Time to buy a tape recorder
I was egregiously misquoted by your writer Arnold Wayne Jones in his story about WaterTower Theatre’s production of the baseball-themed play “Take Me Out.”
As an actor and a 30-year sportscaster, I was asked by director Terry Martin to assist him in the production to ensure athleticism and accuracy.
In a wide-ranging interview with Martin, actor Ted Wold and me, the conversation turned to how many gays there might be in professional sports.
Jones has me saying, “I can name seven players I knew personally who are not just rumored to be gay, but who absolutely are.”
What I actually said was that during my time as a broadcaster for the NFL Houston Oilers (1978-81) I knew of five or six players who were heavily rumored to be gay, but I didn’t know the truth one way or the other, and I didn’t care! [Emphasis original.]

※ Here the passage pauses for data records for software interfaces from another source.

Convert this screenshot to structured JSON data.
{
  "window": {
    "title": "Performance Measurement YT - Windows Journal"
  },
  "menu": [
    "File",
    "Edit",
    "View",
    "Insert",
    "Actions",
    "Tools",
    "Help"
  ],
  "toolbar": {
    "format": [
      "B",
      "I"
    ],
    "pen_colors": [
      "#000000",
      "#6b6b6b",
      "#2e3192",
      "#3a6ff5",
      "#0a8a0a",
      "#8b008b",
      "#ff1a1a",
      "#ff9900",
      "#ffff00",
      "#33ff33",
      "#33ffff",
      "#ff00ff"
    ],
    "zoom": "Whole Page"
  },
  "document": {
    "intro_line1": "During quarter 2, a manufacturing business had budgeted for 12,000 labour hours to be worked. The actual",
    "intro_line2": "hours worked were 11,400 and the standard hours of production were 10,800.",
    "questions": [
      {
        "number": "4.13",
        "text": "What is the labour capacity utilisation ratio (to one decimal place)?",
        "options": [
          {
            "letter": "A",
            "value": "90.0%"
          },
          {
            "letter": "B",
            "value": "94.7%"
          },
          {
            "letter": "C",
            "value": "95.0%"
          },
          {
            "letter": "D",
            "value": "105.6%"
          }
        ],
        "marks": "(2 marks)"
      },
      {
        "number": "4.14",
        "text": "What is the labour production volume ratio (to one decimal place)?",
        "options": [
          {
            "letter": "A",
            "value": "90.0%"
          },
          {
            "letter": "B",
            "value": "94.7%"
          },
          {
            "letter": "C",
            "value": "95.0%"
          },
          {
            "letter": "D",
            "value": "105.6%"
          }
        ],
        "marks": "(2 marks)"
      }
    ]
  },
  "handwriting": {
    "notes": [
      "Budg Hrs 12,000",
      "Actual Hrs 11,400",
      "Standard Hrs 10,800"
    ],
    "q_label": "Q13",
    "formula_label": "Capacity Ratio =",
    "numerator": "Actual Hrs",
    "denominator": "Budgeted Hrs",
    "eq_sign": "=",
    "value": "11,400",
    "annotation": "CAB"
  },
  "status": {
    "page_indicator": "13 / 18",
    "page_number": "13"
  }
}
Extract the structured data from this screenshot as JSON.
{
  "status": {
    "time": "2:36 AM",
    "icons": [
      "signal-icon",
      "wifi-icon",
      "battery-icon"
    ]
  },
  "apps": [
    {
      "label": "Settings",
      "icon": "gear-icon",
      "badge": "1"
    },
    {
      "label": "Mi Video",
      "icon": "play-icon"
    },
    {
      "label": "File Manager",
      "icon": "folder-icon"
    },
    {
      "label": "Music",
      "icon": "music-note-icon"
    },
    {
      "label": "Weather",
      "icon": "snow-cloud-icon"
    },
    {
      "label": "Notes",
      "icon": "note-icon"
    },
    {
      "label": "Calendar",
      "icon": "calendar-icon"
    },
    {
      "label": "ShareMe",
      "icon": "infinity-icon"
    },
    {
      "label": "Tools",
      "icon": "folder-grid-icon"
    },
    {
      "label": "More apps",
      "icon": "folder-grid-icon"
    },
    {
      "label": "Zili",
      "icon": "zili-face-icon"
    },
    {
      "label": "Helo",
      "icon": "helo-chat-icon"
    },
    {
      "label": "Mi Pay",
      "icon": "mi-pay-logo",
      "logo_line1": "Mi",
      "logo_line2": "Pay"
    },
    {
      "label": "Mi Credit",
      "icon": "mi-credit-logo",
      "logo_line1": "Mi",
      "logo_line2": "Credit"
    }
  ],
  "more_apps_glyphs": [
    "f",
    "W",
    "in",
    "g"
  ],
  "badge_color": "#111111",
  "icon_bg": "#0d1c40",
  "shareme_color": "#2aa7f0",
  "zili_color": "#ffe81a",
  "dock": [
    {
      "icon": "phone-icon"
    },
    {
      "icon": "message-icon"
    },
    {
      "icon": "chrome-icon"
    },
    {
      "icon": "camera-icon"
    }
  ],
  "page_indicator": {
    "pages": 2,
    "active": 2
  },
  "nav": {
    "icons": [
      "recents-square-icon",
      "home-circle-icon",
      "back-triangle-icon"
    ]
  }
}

Before we began our discussion, Jones told us that, because he finds them difficult, he doesn’t like to use a tape recorder when he conducts interviews.

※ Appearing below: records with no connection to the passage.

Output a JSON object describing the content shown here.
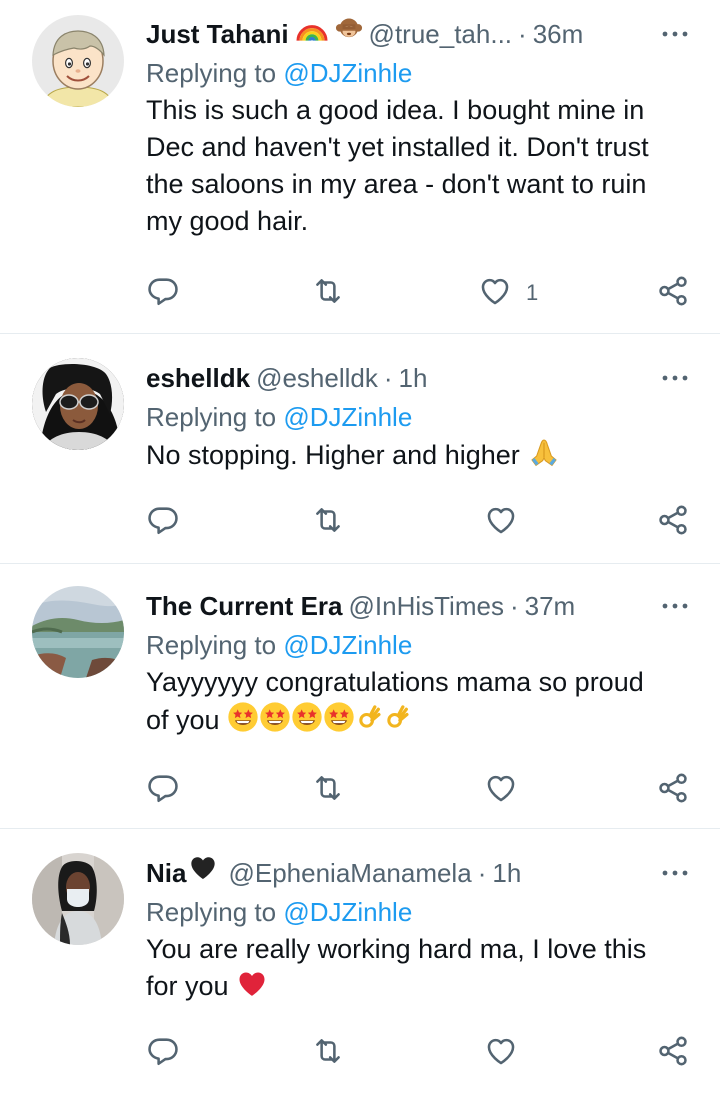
{
  "replies": [
    {
      "display_name": "Just Tahani",
      "name_emoji": [
        "rainbow-emoji",
        "monkey-emoji"
      ],
      "handle": "@true_tah...",
      "separator": "·",
      "time": "36m",
      "replying_prefix": "Replying to",
      "replying_to": "@DJZinhle",
      "text_lines": [
        "This is such a good idea. I bought mine in",
        "Dec and haven't yet installed it. Don't trust",
        "the saloons in my area - don't want to ruin",
        "my good hair."
      ],
      "like_count": "1",
      "avatar": "cartoon-boy-avatar"
    },
    {
      "display_name": "eshelldk",
      "handle": "@eshelldk",
      "separator": "·",
      "time": "1h",
      "replying_prefix": "Replying to",
      "replying_to": "@DJZinhle",
      "text_lines": [
        "No stopping. Higher and higher"
      ],
      "text_emoji": [
        "praying-hands-emoji"
      ],
      "like_count": "",
      "avatar": "woman-sunglasses-avatar"
    },
    {
      "display_name": "The Current Era",
      "handle": "@InHisTimes",
      "separator": "·",
      "time": "37m",
      "replying_prefix": "Replying to",
      "replying_to": "@DJZinhle",
      "text_lines": [
        "Yayyyyyy congratulations mama so proud",
        "of you"
      ],
      "text_emoji": [
        "star-struck-emoji",
        "star-struck-emoji",
        "star-struck-emoji",
        "star-struck-emoji",
        "ok-hand-emoji",
        "ok-hand-emoji"
      ],
      "like_count": "",
      "avatar": "landscape-avatar"
    },
    {
      "display_name": "Nia",
      "name_emoji": [
        "black-heart-emoji"
      ],
      "handle": "@EpheniaManamela",
      "separator": "·",
      "time": "1h",
      "replying_prefix": "Replying to",
      "replying_to": "@DJZinhle",
      "text_lines": [
        "You are really working hard ma, I love this",
        "for you"
      ],
      "text_emoji": [
        "red-heart-emoji"
      ],
      "like_count": "",
      "avatar": "woman-mask-avatar"
    }
  ],
  "colors": {
    "text": "#0f1419",
    "secondary": "#536471",
    "link": "#1d9bf0",
    "divider": "#e6ecf0"
  },
  "icons": [
    "reply-icon",
    "retweet-icon",
    "like-icon",
    "share-icon",
    "more-icon"
  ]
}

I think it’s time he got one.
Mr. Jones re-checked his notes after Dallas Voice received this letter, and he stands by the quotation as it originally appeared Ed.
PBS and NPR in trouble
Right now Congress is considering President Bush’s federal budget, which includes over $200 million in drastic funding cuts to public broadcasting a staggering 38 percent cut compared to previous years. And more than half of these cuts are funds already approved by Congress.
Public broadcasting plays an important role in every American community including ours. It’s estimated over 30 million Americans tune in to a public radio station and more than 80 million Americans watch public television each week. But public broadcasting is at a serious risk.
While viewers and listeners, business and foundation underwriters, and state and local governments provide very important contributions to support public broadcasting, nearly one dollar out of every five in 2006 is provided by the federal government.
President Bush’s proposed budget, which drastically cuts this amount, could put our local public radio and TV stations at risk.
Over the next few months, Congress, and particularly the House Appropriations Committee and its subcommittees, will approve actual spending amounts for programs like public broadcasting.
If they agree to Bush’s proposed funding cuts, our local stations could be shut down.
It’s critical that supporters of public broadcasting communicate with Congress before the appropriations subcommittees finalize their funding recommendations.
This is made easy at a website dedicated to public broadcasting, www.TellThemPublicMatters.org. You can also find out more about the issue and keep up-to-date by visiting this site.
This article appeared in the Dallas Voice print edition, June 2, 2006.